(Excerpted data Opens)
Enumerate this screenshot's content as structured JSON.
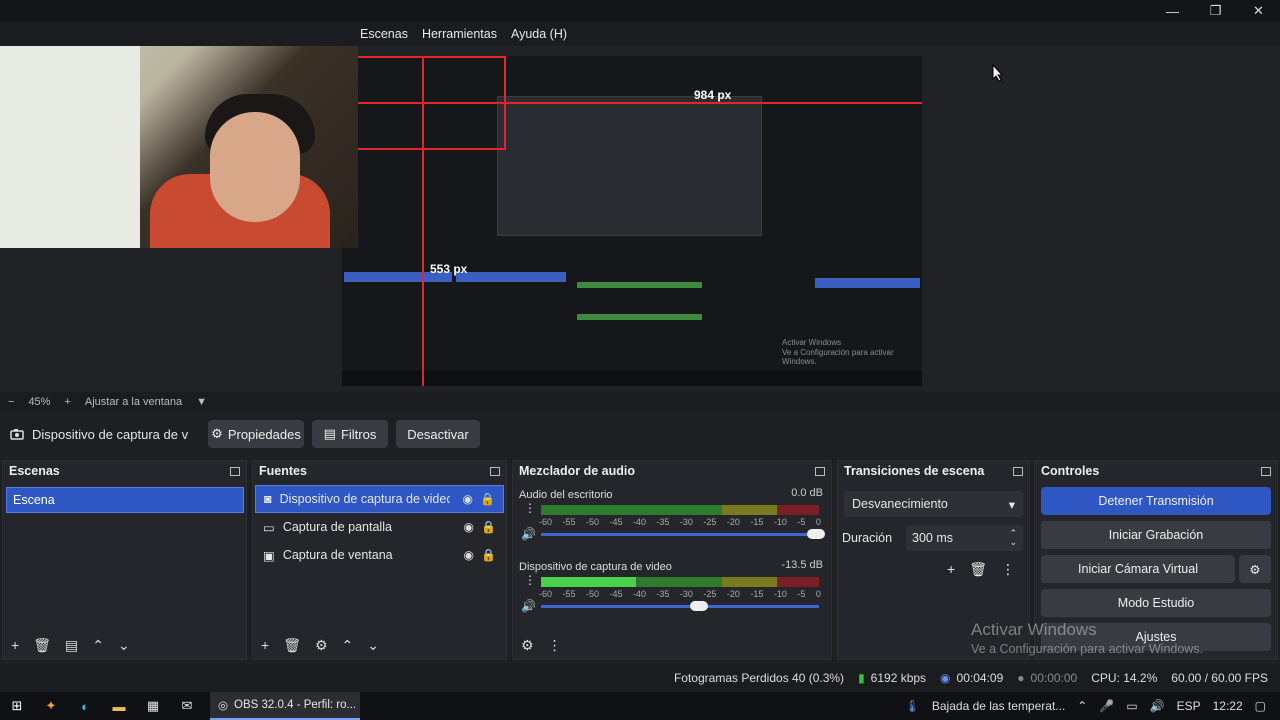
{
  "window": {
    "minimize": "—",
    "maximize": "❐",
    "close": "✕"
  },
  "menu": [
    "Escenas",
    "Herramientas",
    "Ayuda (H)"
  ],
  "preview": {
    "label_984": "984 px",
    "label_553": "553 px",
    "nested_activar_1": "Activar Windows",
    "nested_activar_2": "Ve a Configuración para activar Windows."
  },
  "zoom": {
    "minus": "−",
    "value": "45%",
    "plus": "+",
    "fit": "Ajustar a la ventana",
    "arrow": "▼"
  },
  "source_toolbar": {
    "current": "Dispositivo de captura de v",
    "properties": "Propiedades",
    "filters": "Filtros",
    "deactivate": "Desactivar"
  },
  "scenes": {
    "title": "Escenas",
    "items": [
      "Escena"
    ]
  },
  "sources": {
    "title": "Fuentes",
    "items": [
      "Dispositivo de captura de video",
      "Captura de pantalla",
      "Captura de ventana"
    ]
  },
  "mixer": {
    "title": "Mezclador de audio",
    "channels": [
      {
        "name": "Audio del escritorio",
        "db": "0.0 dB",
        "level": 0,
        "volume": 1.0
      },
      {
        "name": "Dispositivo de captura de video",
        "db": "-13.5 dB",
        "level": 0.34,
        "volume": 0.58
      }
    ],
    "ticks": [
      "-60",
      "-55",
      "-50",
      "-45",
      "-40",
      "-35",
      "-30",
      "-25",
      "-20",
      "-15",
      "-10",
      "-5",
      "0"
    ]
  },
  "transitions": {
    "title": "Transiciones de escena",
    "selected": "Desvanecimiento",
    "duration_label": "Duración",
    "duration_value": "300 ms"
  },
  "controls": {
    "title": "Controles",
    "stop_stream": "Detener Transmisión",
    "start_recording": "Iniciar Grabación",
    "start_virtual_cam": "Iniciar Cámara Virtual",
    "studio_mode": "Modo Estudio",
    "settings": "Ajustes"
  },
  "watermark": {
    "line1": "Activar Windows",
    "line2": "Ve a Configuración para activar Windows."
  },
  "status": {
    "dropped_frames": "Fotogramas Perdidos 40 (0.3%)",
    "bitrate": "6192 kbps",
    "stream_time": "00:04:09",
    "rec_time": "00:00:00",
    "cpu": "CPU: 14.2%",
    "fps": "60.00 / 60.00 FPS"
  },
  "taskbar": {
    "app_label": "OBS 32.0.4 - Perfil: ro...",
    "weather": "Bajada de las temperat...",
    "lang": "ESP",
    "time": "12:22"
  },
  "colors": {
    "accent": "#2f57c4",
    "guide_red": "#e0262a"
  }
}
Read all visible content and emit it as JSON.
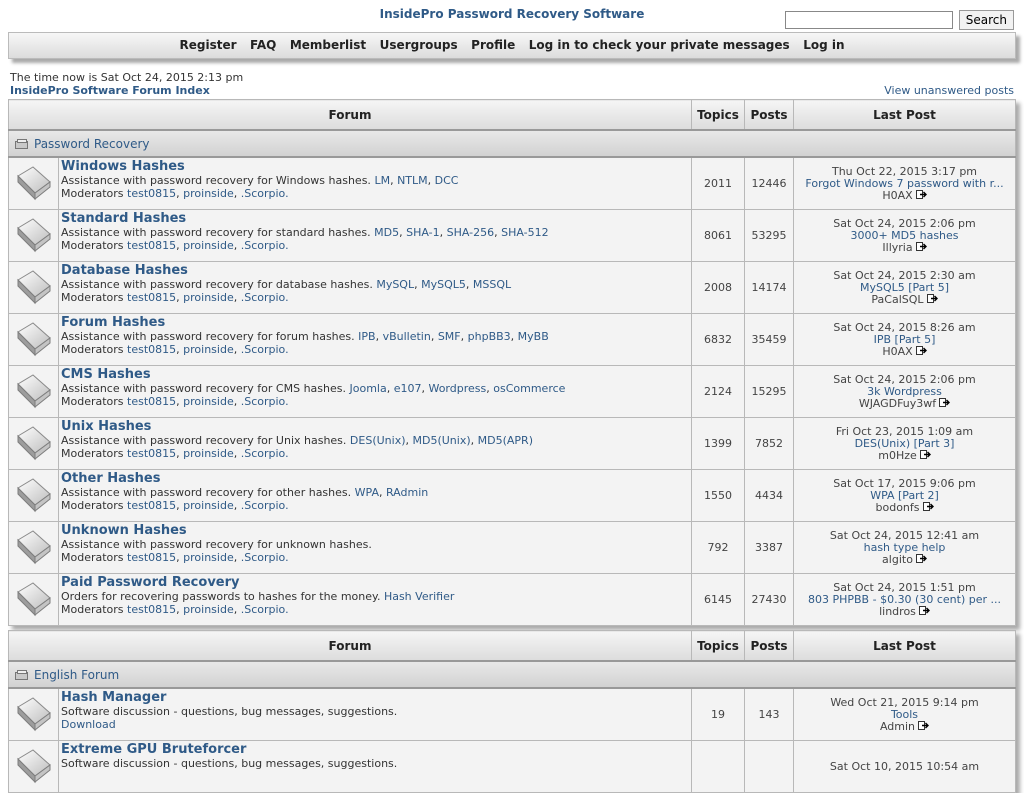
{
  "header": {
    "title": "InsidePro Password Recovery Software",
    "search_placeholder": "",
    "search_button": "Search"
  },
  "nav": [
    "Register",
    "FAQ",
    "Memberlist",
    "Usergroups",
    "Profile",
    "Log in to check your private messages",
    "Log in"
  ],
  "time_text": "The time now is Sat Oct 24, 2015 2:13 pm",
  "index_link": "InsidePro Software Forum Index",
  "unanswered_link": "View unanswered posts",
  "columns": {
    "forum": "Forum",
    "topics": "Topics",
    "posts": "Posts",
    "last": "Last Post"
  },
  "moderators_label": "Moderators",
  "moderators": [
    "test0815",
    "proinside",
    ".Scorpio."
  ],
  "sections": [
    {
      "name": "Password Recovery",
      "forums": [
        {
          "name": "Windows Hashes",
          "desc": "Assistance with password recovery for Windows hashes.",
          "tags": [
            "LM",
            "NTLM",
            "DCC"
          ],
          "mods": true,
          "topics": "2011",
          "posts": "12446",
          "last_date": "Thu Oct 22, 2015 3:17 pm",
          "last_title": "Forgot Windows 7 password with r...",
          "last_user": "H0AX"
        },
        {
          "name": "Standard Hashes",
          "desc": "Assistance with password recovery for standard hashes.",
          "tags": [
            "MD5",
            "SHA-1",
            "SHA-256",
            "SHA-512"
          ],
          "mods": true,
          "topics": "8061",
          "posts": "53295",
          "last_date": "Sat Oct 24, 2015 2:06 pm",
          "last_title": "3000+ MD5 hashes",
          "last_user": "Illyria"
        },
        {
          "name": "Database Hashes",
          "desc": "Assistance with password recovery for database hashes.",
          "tags": [
            "MySQL",
            "MySQL5",
            "MSSQL"
          ],
          "mods": true,
          "topics": "2008",
          "posts": "14174",
          "last_date": "Sat Oct 24, 2015 2:30 am",
          "last_title": "MySQL5 [Part 5]",
          "last_user": "PaCalSQL"
        },
        {
          "name": "Forum Hashes",
          "desc": "Assistance with password recovery for forum hashes.",
          "tags": [
            "IPB",
            "vBulletin",
            "SMF",
            "phpBB3",
            "MyBB"
          ],
          "mods": true,
          "topics": "6832",
          "posts": "35459",
          "last_date": "Sat Oct 24, 2015 8:26 am",
          "last_title": "IPB [Part 5]",
          "last_user": "H0AX"
        },
        {
          "name": "CMS Hashes",
          "desc": "Assistance with password recovery for CMS hashes.",
          "tags": [
            "Joomla",
            "e107",
            "Wordpress",
            "osCommerce"
          ],
          "mods": true,
          "topics": "2124",
          "posts": "15295",
          "last_date": "Sat Oct 24, 2015 2:06 pm",
          "last_title": "3k Wordpress",
          "last_user": "WJAGDFuy3wf"
        },
        {
          "name": "Unix Hashes",
          "desc": "Assistance with password recovery for Unix hashes.",
          "tags": [
            "DES(Unix)",
            "MD5(Unix)",
            "MD5(APR)"
          ],
          "mods": true,
          "topics": "1399",
          "posts": "7852",
          "last_date": "Fri Oct 23, 2015 1:09 am",
          "last_title": "DES(Unix) [Part 3]",
          "last_user": "m0Hze"
        },
        {
          "name": "Other Hashes",
          "desc": "Assistance with password recovery for other hashes.",
          "tags": [
            "WPA",
            "RAdmin"
          ],
          "mods": true,
          "topics": "1550",
          "posts": "4434",
          "last_date": "Sat Oct 17, 2015 9:06 pm",
          "last_title": "WPA [Part 2]",
          "last_user": "bodonfs"
        },
        {
          "name": "Unknown Hashes",
          "desc": "Assistance with password recovery for unknown hashes.",
          "tags": [],
          "mods": true,
          "topics": "792",
          "posts": "3387",
          "last_date": "Sat Oct 24, 2015 12:41 am",
          "last_title": "hash type help",
          "last_user": "algito"
        },
        {
          "name": "Paid Password Recovery",
          "desc": "Orders for recovering passwords to hashes for the money.",
          "tags": [
            "Hash Verifier"
          ],
          "mods": true,
          "topics": "6145",
          "posts": "27430",
          "last_date": "Sat Oct 24, 2015 1:51 pm",
          "last_title": "803 PHPBB - $0.30 (30 cent) per ...",
          "last_user": "lindros"
        }
      ]
    },
    {
      "name": "English Forum",
      "forums": [
        {
          "name": "Hash Manager",
          "desc": "Software discussion - questions, bug messages, suggestions.",
          "link_line": "Download",
          "mods": false,
          "topics": "19",
          "posts": "143",
          "last_date": "Wed Oct 21, 2015 9:14 pm",
          "last_title": "Tools",
          "last_user": "Admin"
        },
        {
          "name": "Extreme GPU Bruteforcer",
          "desc": "Software discussion - questions, bug messages, suggestions.",
          "link_line": "",
          "mods": false,
          "topics": "",
          "posts": "",
          "last_date": "Sat Oct 10, 2015 10:54 am",
          "last_title": "",
          "last_user": ""
        }
      ]
    }
  ],
  "colors": {
    "link": "#2f5a87",
    "border": "#b8b8b8",
    "row_bg": "#f3f3f3"
  },
  "icons": {
    "forum": "folder-read-icon",
    "category": "category-folder-icon",
    "last_post": "go-to-last-post-icon"
  }
}
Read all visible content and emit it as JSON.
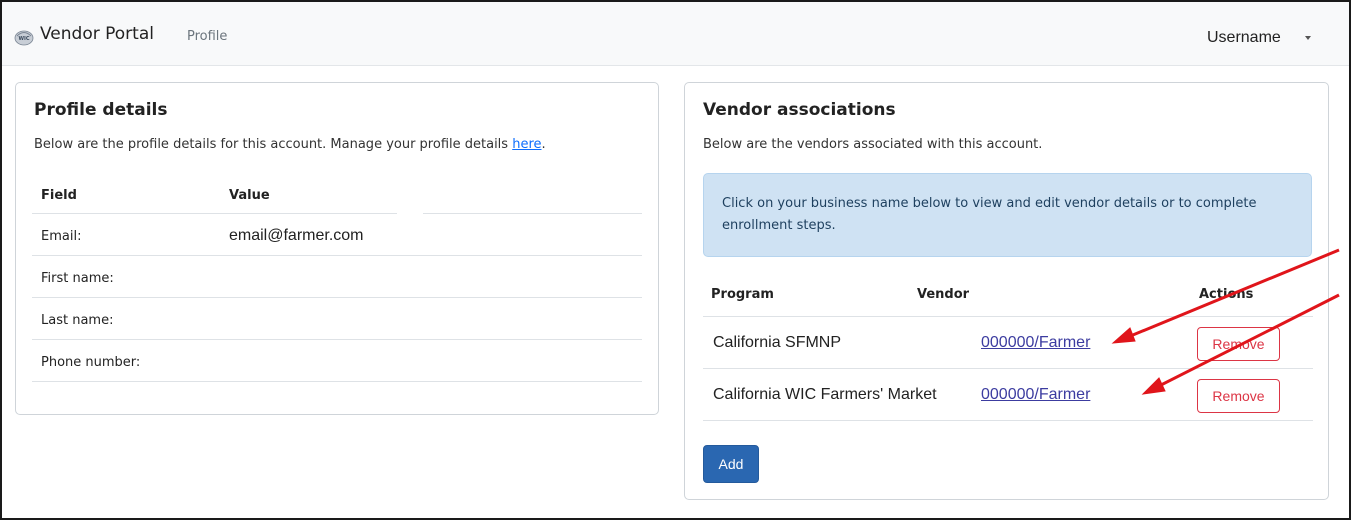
{
  "navbar": {
    "brand_logo_text": "WIC",
    "brand_name": "Vendor Portal",
    "breadcrumb": "Profile",
    "username": "Username"
  },
  "profile": {
    "title": "Profile details",
    "subtitle": "Below are the profile details for this account. Manage your profile details",
    "link_label": "here",
    "subtitle_end": ".",
    "columns": [
      "Field",
      "Value"
    ],
    "rows": [
      {
        "field": "Email:",
        "value": "email@farmer.com"
      },
      {
        "field": "First name:",
        "value": ""
      },
      {
        "field": "Last name:",
        "value": ""
      },
      {
        "field": "Phone number:",
        "value": ""
      }
    ]
  },
  "vendors": {
    "title": "Vendor associations",
    "subtitle": "Below are the vendors associated with this account.",
    "info_text": "Click on your business name below to view and edit vendor details or to complete enrollment steps.",
    "columns": [
      "Program",
      "Vendor",
      "Actions"
    ],
    "rows": [
      {
        "program": "California SFMNP",
        "vendor": "000000/Farmer",
        "action": "Remove"
      },
      {
        "program": "California WIC Farmers' Market",
        "vendor": "000000/Farmer",
        "action": "Remove"
      }
    ],
    "add_label": "Add"
  },
  "colors": {
    "accent": "#2a67b1",
    "danger": "#dc3545",
    "info_bg": "#cfe2f3",
    "annotation_arrow": "#e0151b"
  }
}
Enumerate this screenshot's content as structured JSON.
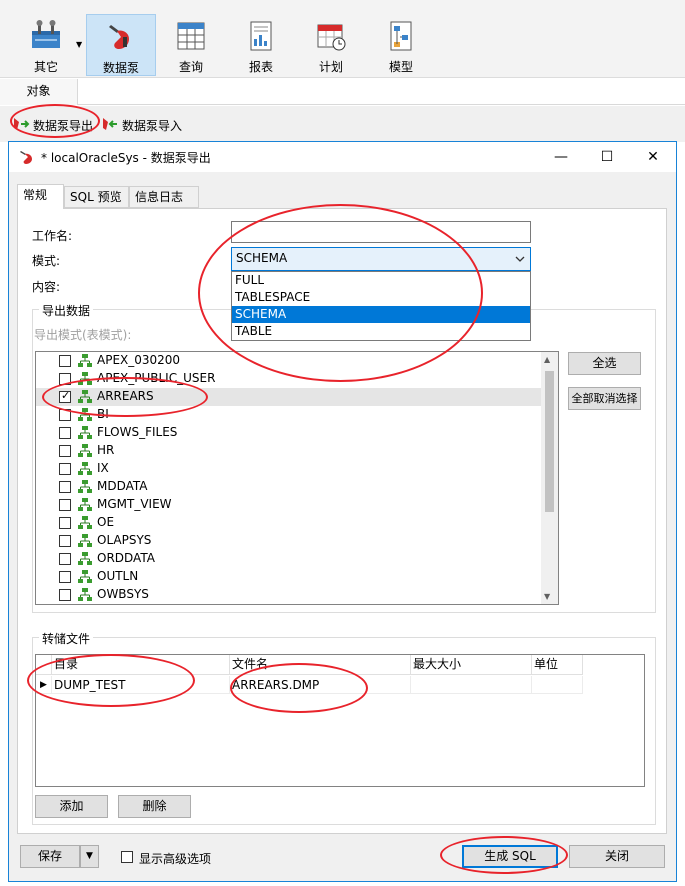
{
  "ribbon": {
    "items": [
      {
        "label": "其它"
      },
      {
        "label": "数据泵"
      },
      {
        "label": "查询"
      },
      {
        "label": "报表"
      },
      {
        "label": "计划"
      },
      {
        "label": "模型"
      }
    ]
  },
  "object_tab": {
    "label": "对象"
  },
  "toolbar2": {
    "export_label": "数据泵导出",
    "import_label": "数据泵导入"
  },
  "dialog": {
    "title": "* localOracleSys - 数据泵导出",
    "tabs": [
      {
        "label": "常规"
      },
      {
        "label": "SQL 预览"
      },
      {
        "label": "信息日志"
      }
    ],
    "job_name_label": "工作名:",
    "job_name_value": "",
    "mode_label": "模式:",
    "mode_value": "SCHEMA",
    "mode_options": [
      "FULL",
      "TABLESPACE",
      "SCHEMA",
      "TABLE"
    ],
    "content_label": "内容:",
    "export_group_title": "导出数据",
    "export_mode_label": "导出模式(表模式):",
    "schemas": [
      {
        "name": "APEX_030200",
        "checked": false
      },
      {
        "name": "APEX_PUBLIC_USER",
        "checked": false
      },
      {
        "name": "ARREARS",
        "checked": true
      },
      {
        "name": "BI",
        "checked": false
      },
      {
        "name": "FLOWS_FILES",
        "checked": false
      },
      {
        "name": "HR",
        "checked": false
      },
      {
        "name": "IX",
        "checked": false
      },
      {
        "name": "MDDATA",
        "checked": false
      },
      {
        "name": "MGMT_VIEW",
        "checked": false
      },
      {
        "name": "OE",
        "checked": false
      },
      {
        "name": "OLAPSYS",
        "checked": false
      },
      {
        "name": "ORDDATA",
        "checked": false
      },
      {
        "name": "OUTLN",
        "checked": false
      },
      {
        "name": "OWBSYS",
        "checked": false
      }
    ],
    "select_all_label": "全选",
    "deselect_all_label": "全部取消选择",
    "dump_group_title": "转储文件",
    "dump_columns": [
      "目录",
      "文件名",
      "最大大小",
      "单位"
    ],
    "dump_rows": [
      {
        "dir": "DUMP_TEST",
        "file": "ARREARS.DMP",
        "max": "",
        "unit": ""
      }
    ],
    "add_label": "添加",
    "delete_label": "删除",
    "save_label": "保存",
    "advanced_label": "显示高级选项",
    "generate_sql_label": "生成 SQL",
    "close_label": "关闭"
  }
}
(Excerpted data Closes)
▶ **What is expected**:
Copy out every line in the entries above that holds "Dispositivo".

▶ **Answer box**:
    "current": "Dispositivo de captura de v",
      "Dispositivo de captura de video",
        "name": "Dispositivo de captura de video",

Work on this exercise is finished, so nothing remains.